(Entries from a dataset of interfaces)
******************************

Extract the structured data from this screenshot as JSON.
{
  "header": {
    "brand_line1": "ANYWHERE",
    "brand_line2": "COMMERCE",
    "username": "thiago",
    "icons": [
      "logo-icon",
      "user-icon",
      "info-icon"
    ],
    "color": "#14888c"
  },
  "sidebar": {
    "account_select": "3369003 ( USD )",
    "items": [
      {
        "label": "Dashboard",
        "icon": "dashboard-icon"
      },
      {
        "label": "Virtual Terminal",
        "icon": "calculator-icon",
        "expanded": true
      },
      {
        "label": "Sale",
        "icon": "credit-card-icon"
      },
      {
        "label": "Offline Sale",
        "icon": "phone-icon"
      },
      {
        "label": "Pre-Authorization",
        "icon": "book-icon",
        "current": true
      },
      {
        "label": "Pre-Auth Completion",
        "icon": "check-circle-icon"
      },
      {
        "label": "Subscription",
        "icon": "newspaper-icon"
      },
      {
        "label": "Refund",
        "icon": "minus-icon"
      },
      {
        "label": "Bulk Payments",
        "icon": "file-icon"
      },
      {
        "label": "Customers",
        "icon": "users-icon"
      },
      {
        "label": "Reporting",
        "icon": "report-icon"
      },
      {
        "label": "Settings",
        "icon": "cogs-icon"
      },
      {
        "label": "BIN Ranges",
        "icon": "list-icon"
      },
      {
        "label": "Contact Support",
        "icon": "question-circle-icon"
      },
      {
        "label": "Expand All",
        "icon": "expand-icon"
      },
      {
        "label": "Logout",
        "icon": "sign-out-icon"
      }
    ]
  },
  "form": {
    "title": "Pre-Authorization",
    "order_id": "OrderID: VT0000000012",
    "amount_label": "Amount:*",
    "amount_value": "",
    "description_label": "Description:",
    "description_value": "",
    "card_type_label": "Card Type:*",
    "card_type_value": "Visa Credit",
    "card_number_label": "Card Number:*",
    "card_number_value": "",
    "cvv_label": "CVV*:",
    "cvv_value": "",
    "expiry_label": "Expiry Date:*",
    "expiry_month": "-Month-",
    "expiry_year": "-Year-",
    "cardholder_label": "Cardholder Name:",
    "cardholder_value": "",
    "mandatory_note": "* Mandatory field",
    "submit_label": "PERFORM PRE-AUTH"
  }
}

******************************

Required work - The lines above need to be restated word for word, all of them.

Answer for the task -
Extract the structured data from this screenshot as JSON.
{
  "header": {
    "brand_line1": "ANYWHERE",
    "brand_line2": "COMMERCE",
    "username": "thiago",
    "icons": [
      "logo-icon",
      "user-icon",
      "info-icon"
    ],
    "color": "#14888c"
  },
  "sidebar": {
    "account_select": "3369003 ( USD )",
    "items": [
      {
        "label": "Dashboard",
        "icon": "dashboard-icon"
      },
      {
        "label": "Virtual Terminal",
        "icon": "calculator-icon",
        "expanded": true
      },
      {
        "label": "Sale",
        "icon": "credit-card-icon"
      },
      {
        "label": "Offline Sale",
        "icon": "phone-icon"
      },
      {
        "label": "Pre-Authorization",
        "icon": "book-icon",
        "current": true
      },
      {
        "label": "Pre-Auth Completion",
        "icon": "check-circle-icon"
      },
      {
        "label": "Subscription",
        "icon": "newspaper-icon"
      },
      {
        "label": "Refund",
        "icon": "minus-icon"
      },
      {
        "label": "Bulk Payments",
        "icon": "file-icon"
      },
      {
        "label": "Customers",
        "icon": "users-icon"
      },
      {
        "label": "Reporting",
        "icon": "report-icon"
      },
      {
        "label": "Settings",
        "icon": "cogs-icon"
      },
      {
        "label": "BIN Ranges",
        "icon": "list-icon"
      },
      {
        "label": "Contact Support",
        "icon": "question-circle-icon"
      },
      {
        "label": "Expand All",
        "icon": "expand-icon"
      },
      {
        "label": "Logout",
        "icon": "sign-out-icon"
      }
    ]
  },
  "form": {
    "title": "Pre-Authorization",
    "order_id": "OrderID: VT0000000012",
    "amount_label": "Amount:*",
    "amount_value": "",
    "description_label": "Description:",
    "description_value": "",
    "card_type_label": "Card Type:*",
    "card_type_value": "Visa Credit",
    "card_number_label": "Card Number:*",
    "card_number_value": "",
    "cvv_label": "CVV*:",
    "cvv_value": "",
    "expiry_label": "Expiry Date:*",
    "expiry_month": "-Month-",
    "expiry_year": "-Year-",
    "cardholder_label": "Cardholder Name:",
    "cardholder_value": "",
    "mandatory_note": "* Mandatory field",
    "submit_label": "PERFORM PRE-AUTH"
  }
}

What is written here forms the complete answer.